NPR congressional correspondent Kelsey Snell has been following these battles, and she is with us now.

Kelsey, it's good to hear from you.

KELSEY SNELL, BYLINE: Thanks for having me.

MARTIN: So let's start with the Republicans. A dozen Senate Republicans say they're going to join a group of House Republicans to contest the Electoral College votes on January 6. What will this mean for the process?

SNELL: So this is being led by Ted Cruz of Texas, and he's joining Josh Hawley of Missouri. They have the power to slow the process and force extended debate in direct defiance of Republican leaders. You know, other Republicans like Mitt Romney of Utah and Lisa Murkowski of Alaska are calling these people out directly. And a bipartisan group put out a statement today saying that the voters have spoken, and Congress must fulfill their constitutional responsibility.

You know, the objectors are saying that they're standing up for people who don't trust the election results, but that distrust is based on misinformation and false claims shared by Trump and others. And this is all happening, as that audio you mentioned has been released, as kind of - I mean, it really is just driving an enormous rift in the Republican Party. It is a clear demonstration that Republicans fear the backlash from Trump supporters and that Trump's influence on the party just isn't going to disappear when he leaves office.

MARTIN: And the important question is, will this have any effect on the outcome of this vote?

SNELL: Well, this will force Republican leaders and those who disagree with the objectors to publicly split with Trump to uphold the election results. But Joe Biden won the election, and that reality is expected to be certified by Congress this week.

MARTIN: Let's go to the Democrats now. Nancy Pelosi was reelected as speaker, but the margin was extremely tight. How will her narrow majority affect the Democrats' ability to enact Joe Biden and Kamala Harris' agenda after they take office?

SNELL: You know, moderates and progressives each claim that they are the ones who are responsible for delivering the win for Biden and Harris. They also have very different visions about one of the - priorities should be for their party. You know, they do generally agree, though, that COVID-19 is the top priority and that the focus of the party needs to be on relief and recovery.

But the issues I'm watching in particular are how the party navigates where they're really divided now, like student loan debt relief or the role of climate policy and, you know, how they're going to approach that in the first hundred days. This split isn't new, but the ranks of the outspoken progressives has grown a little bit, and a large portion of the losses for Democrats in 2020 came from the more moderate wing.

You know, that means that it may be more difficult to find legislation that can appease both sides of the party and get enough votes to actually pass the House.

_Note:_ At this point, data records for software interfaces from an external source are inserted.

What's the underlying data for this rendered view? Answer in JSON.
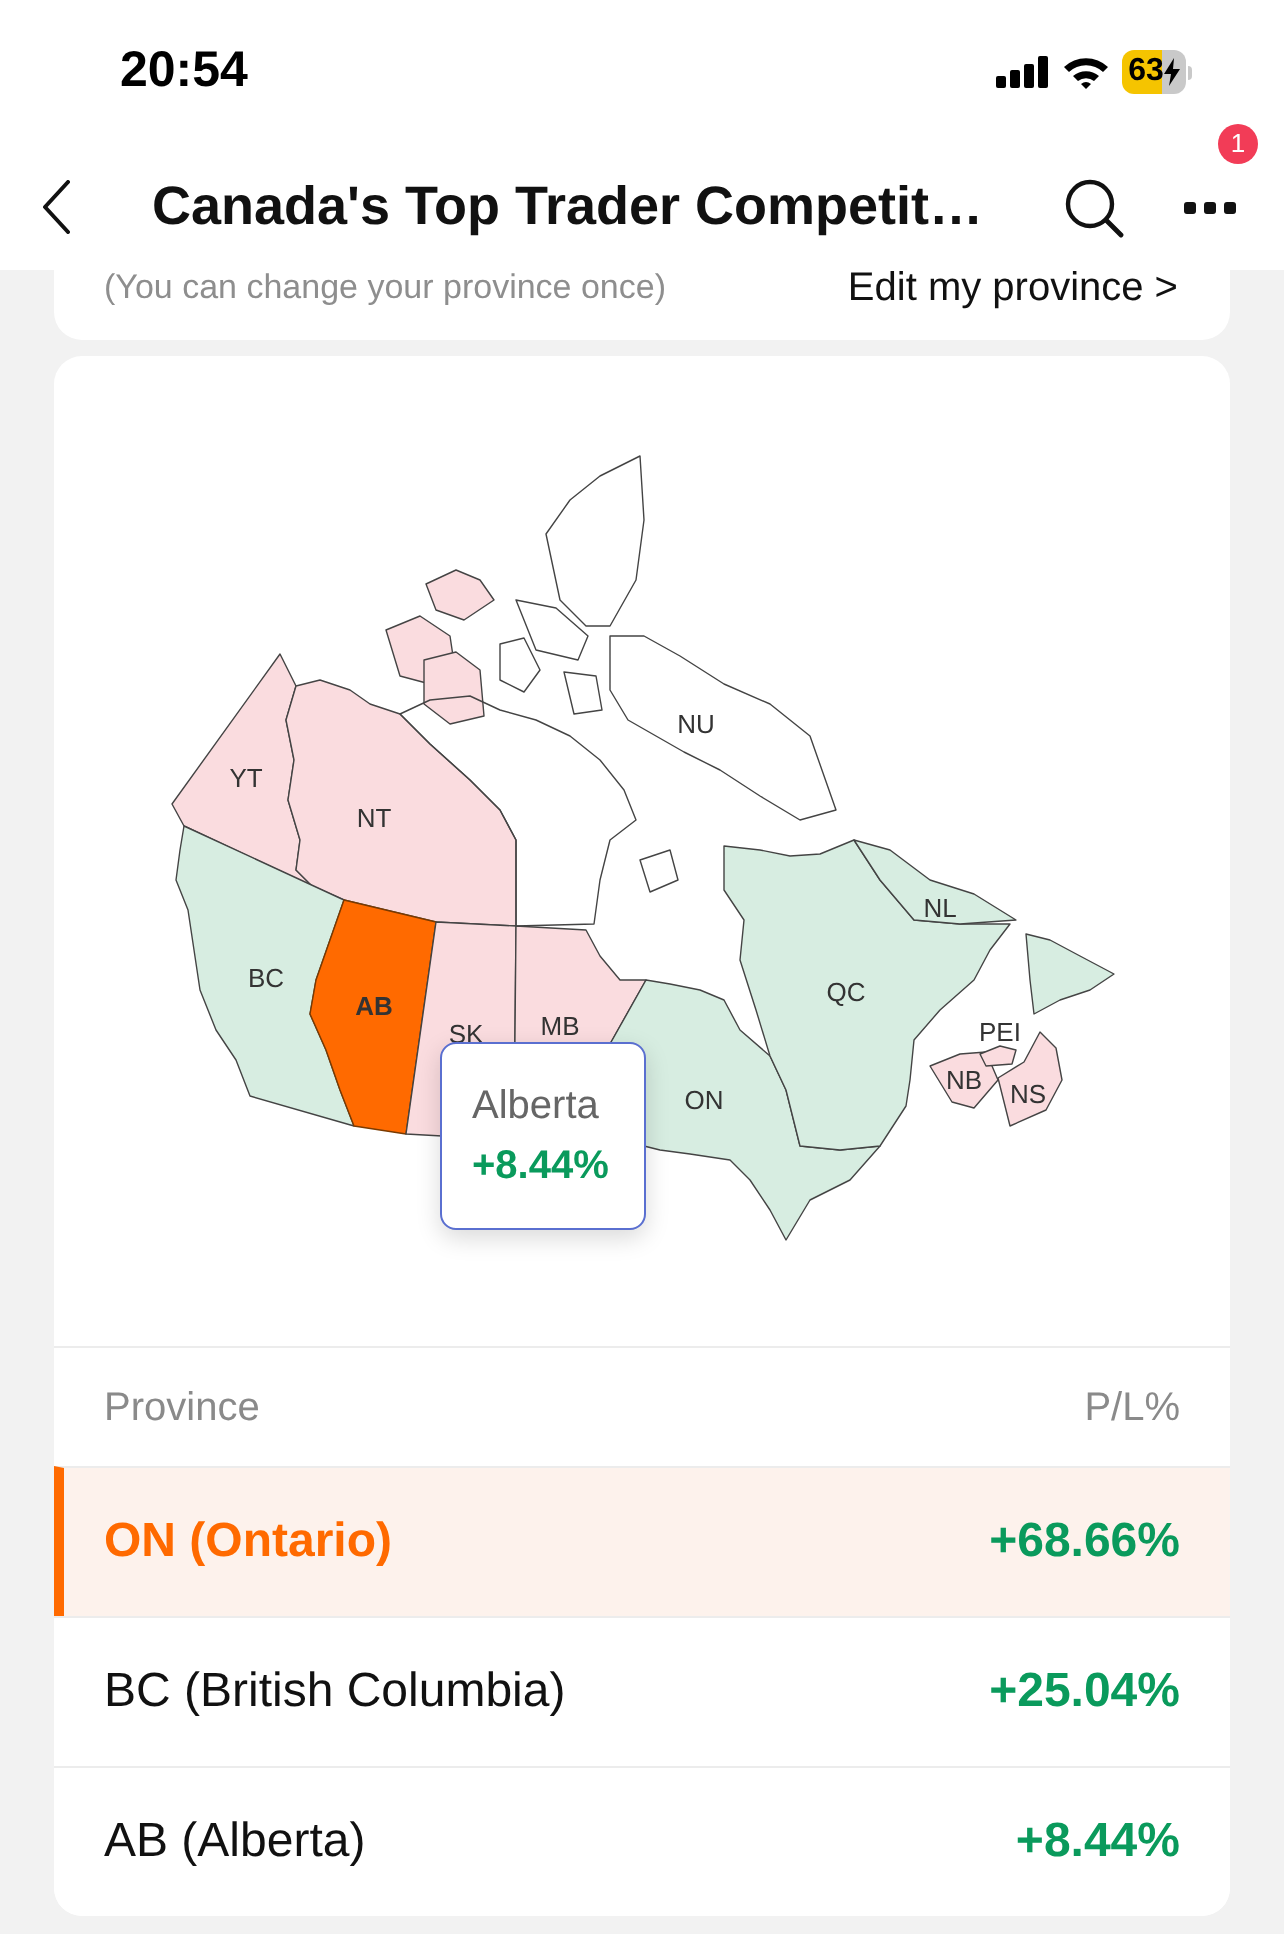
{
  "status_bar": {
    "time": "20:54",
    "battery": "63"
  },
  "nav": {
    "title": "Canada's Top Trader Competit…",
    "badge": "1"
  },
  "province_note": {
    "hint": "(You can change your province once)",
    "link": "Edit my province >"
  },
  "map": {
    "regions": [
      {
        "label": "YT",
        "color": "#fadcdf",
        "selected": false
      },
      {
        "label": "NT",
        "color": "#fadcdf",
        "selected": false
      },
      {
        "label": "NU",
        "selected": false
      },
      {
        "label": "BC",
        "color": "#d7ede1",
        "selected": false
      },
      {
        "label": "AB",
        "color": "#ff6a00",
        "selected": true
      },
      {
        "label": "SK",
        "color": "#fadcdf",
        "selected": false
      },
      {
        "label": "MB",
        "color": "#fadcdf",
        "selected": false
      },
      {
        "label": "ON",
        "color": "#d7ede1",
        "selected": false
      },
      {
        "label": "QC",
        "color": "#d7ede1",
        "selected": false
      },
      {
        "label": "NL",
        "color": "#d7ede1",
        "selected": false
      },
      {
        "label": "NB",
        "color": "#fadcdf",
        "selected": false
      },
      {
        "label": "PEI",
        "color": "#fadcdf",
        "selected": false
      },
      {
        "label": "NS",
        "color": "#fadcdf",
        "selected": false
      }
    ],
    "tooltip": {
      "title": "Alberta",
      "value": "+8.44%"
    }
  },
  "table": {
    "columns": [
      "Province",
      "P/L%"
    ],
    "rows": [
      {
        "province": "ON (Ontario)",
        "pl": "+68.66%",
        "selected": true
      },
      {
        "province": "BC (British Columbia)",
        "pl": "+25.04%",
        "selected": false
      },
      {
        "province": "AB (Alberta)",
        "pl": "+8.44%",
        "selected": false
      }
    ]
  }
}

MARTIN: And some of those decisions will certainly be influenced by the outcome of the Senate runoff elections in Georgia, right?

SNELL: Yeah, absolutely. You know, Biden's ability to enact his agenda would be significantly changed by Georgia. Republican Senators Kelly Loeffler and David Perdue are fighting to keep their jobs. And if they win, they - Republicans will retain control of the Senate and control over what gets a vote on the Senate floor. And that's critical. If Democrats win, they can shape the - basically, the entire path of Biden's term. And it'll be largely decided by those two runoff races.

MARTIN: That was NPR congressional correspondent Kelsey Snell.

Kelsey, thank you so much.

SNELL: Glad to be here. Transcript provided by NPR, Copyright NPR.

Kelsey Snell is a Congressional correspondent for NPR. She has covered Congress since 2010 for outlets including The Washington Post, Politico and National Journal. She has covered elections and Congress with a reporting specialty in budget, tax and economic policy. She has a graduate degree in journalism from the Medill School of Journalism at Northwestern University in Evanston, Ill. and an undergraduate degree in political science from DePaul University in Chicago.